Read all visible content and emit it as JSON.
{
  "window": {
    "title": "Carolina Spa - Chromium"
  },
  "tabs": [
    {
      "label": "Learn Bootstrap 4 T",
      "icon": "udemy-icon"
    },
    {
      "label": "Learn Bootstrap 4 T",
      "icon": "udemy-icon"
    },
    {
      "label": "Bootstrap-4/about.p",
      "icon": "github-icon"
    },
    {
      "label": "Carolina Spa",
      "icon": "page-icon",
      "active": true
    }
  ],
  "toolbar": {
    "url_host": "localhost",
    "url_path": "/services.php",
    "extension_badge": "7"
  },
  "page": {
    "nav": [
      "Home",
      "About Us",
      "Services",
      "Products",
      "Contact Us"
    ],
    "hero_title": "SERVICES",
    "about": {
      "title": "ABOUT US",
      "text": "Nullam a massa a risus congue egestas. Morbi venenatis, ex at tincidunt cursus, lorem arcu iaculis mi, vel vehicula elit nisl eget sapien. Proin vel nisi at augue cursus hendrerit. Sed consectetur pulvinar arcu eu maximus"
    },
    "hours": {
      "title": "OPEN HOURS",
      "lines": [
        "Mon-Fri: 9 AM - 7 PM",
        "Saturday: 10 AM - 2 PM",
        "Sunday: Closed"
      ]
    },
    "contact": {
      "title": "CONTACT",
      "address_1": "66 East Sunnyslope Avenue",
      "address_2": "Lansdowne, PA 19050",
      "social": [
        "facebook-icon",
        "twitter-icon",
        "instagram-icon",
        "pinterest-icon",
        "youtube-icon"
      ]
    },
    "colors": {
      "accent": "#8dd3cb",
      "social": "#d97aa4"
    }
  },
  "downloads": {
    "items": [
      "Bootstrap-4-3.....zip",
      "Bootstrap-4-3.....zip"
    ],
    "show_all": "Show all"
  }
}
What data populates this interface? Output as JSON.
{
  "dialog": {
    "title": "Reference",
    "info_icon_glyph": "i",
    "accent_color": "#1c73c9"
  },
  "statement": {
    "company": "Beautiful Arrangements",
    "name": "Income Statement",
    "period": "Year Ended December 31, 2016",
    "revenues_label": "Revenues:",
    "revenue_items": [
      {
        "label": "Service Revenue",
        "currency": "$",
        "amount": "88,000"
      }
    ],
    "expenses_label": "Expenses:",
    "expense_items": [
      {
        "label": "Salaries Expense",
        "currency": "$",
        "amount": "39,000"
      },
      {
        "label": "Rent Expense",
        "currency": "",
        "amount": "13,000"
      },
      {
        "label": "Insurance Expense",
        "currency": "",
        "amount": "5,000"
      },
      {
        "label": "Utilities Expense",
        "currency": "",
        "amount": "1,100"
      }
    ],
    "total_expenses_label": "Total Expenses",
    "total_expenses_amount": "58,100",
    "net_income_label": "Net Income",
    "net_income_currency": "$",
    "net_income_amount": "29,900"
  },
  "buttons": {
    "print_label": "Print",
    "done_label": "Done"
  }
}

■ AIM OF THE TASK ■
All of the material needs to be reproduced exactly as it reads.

■ ANSWER FOR THE TASK ■
Read all visible content and emit it as JSON.
{
  "window": {
    "title": "Carolina Spa - Chromium"
  },
  "tabs": [
    {
      "label": "Learn Bootstrap 4 T",
      "icon": "udemy-icon"
    },
    {
      "label": "Learn Bootstrap 4 T",
      "icon": "udemy-icon"
    },
    {
      "label": "Bootstrap-4/about.p",
      "icon": "github-icon"
    },
    {
      "label": "Carolina Spa",
      "icon": "page-icon",
      "active": true
    }
  ],
  "toolbar": {
    "url_host": "localhost",
    "url_path": "/services.php",
    "extension_badge": "7"
  },
  "page": {
    "nav": [
      "Home",
      "About Us",
      "Services",
      "Products",
      "Contact Us"
    ],
    "hero_title": "SERVICES",
    "about": {
      "title": "ABOUT US",
      "text": "Nullam a massa a risus congue egestas. Morbi venenatis, ex at tincidunt cursus, lorem arcu iaculis mi, vel vehicula elit nisl eget sapien. Proin vel nisi at augue cursus hendrerit. Sed consectetur pulvinar arcu eu maximus"
    },
    "hours": {
      "title": "OPEN HOURS",
      "lines": [
        "Mon-Fri: 9 AM - 7 PM",
        "Saturday: 10 AM - 2 PM",
        "Sunday: Closed"
      ]
    },
    "contact": {
      "title": "CONTACT",
      "address_1": "66 East Sunnyslope Avenue",
      "address_2": "Lansdowne, PA 19050",
      "social": [
        "facebook-icon",
        "twitter-icon",
        "instagram-icon",
        "pinterest-icon",
        "youtube-icon"
      ]
    },
    "colors": {
      "accent": "#8dd3cb",
      "social": "#d97aa4"
    }
  },
  "downloads": {
    "items": [
      "Bootstrap-4-3.....zip",
      "Bootstrap-4-3.....zip"
    ],
    "show_all": "Show all"
  }
}
What data populates this interface? Output as JSON.
{
  "dialog": {
    "title": "Reference",
    "info_icon_glyph": "i",
    "accent_color": "#1c73c9"
  },
  "statement": {
    "company": "Beautiful Arrangements",
    "name": "Income Statement",
    "period": "Year Ended December 31, 2016",
    "revenues_label": "Revenues:",
    "revenue_items": [
      {
        "label": "Service Revenue",
        "currency": "$",
        "amount": "88,000"
      }
    ],
    "expenses_label": "Expenses:",
    "expense_items": [
      {
        "label": "Salaries Expense",
        "currency": "$",
        "amount": "39,000"
      },
      {
        "label": "Rent Expense",
        "currency": "",
        "amount": "13,000"
      },
      {
        "label": "Insurance Expense",
        "currency": "",
        "amount": "5,000"
      },
      {
        "label": "Utilities Expense",
        "currency": "",
        "amount": "1,100"
      }
    ],
    "total_expenses_label": "Total Expenses",
    "total_expenses_amount": "58,100",
    "net_income_label": "Net Income",
    "net_income_currency": "$",
    "net_income_amount": "29,900"
  },
  "buttons": {
    "print_label": "Print",
    "done_label": "Done"
  }
}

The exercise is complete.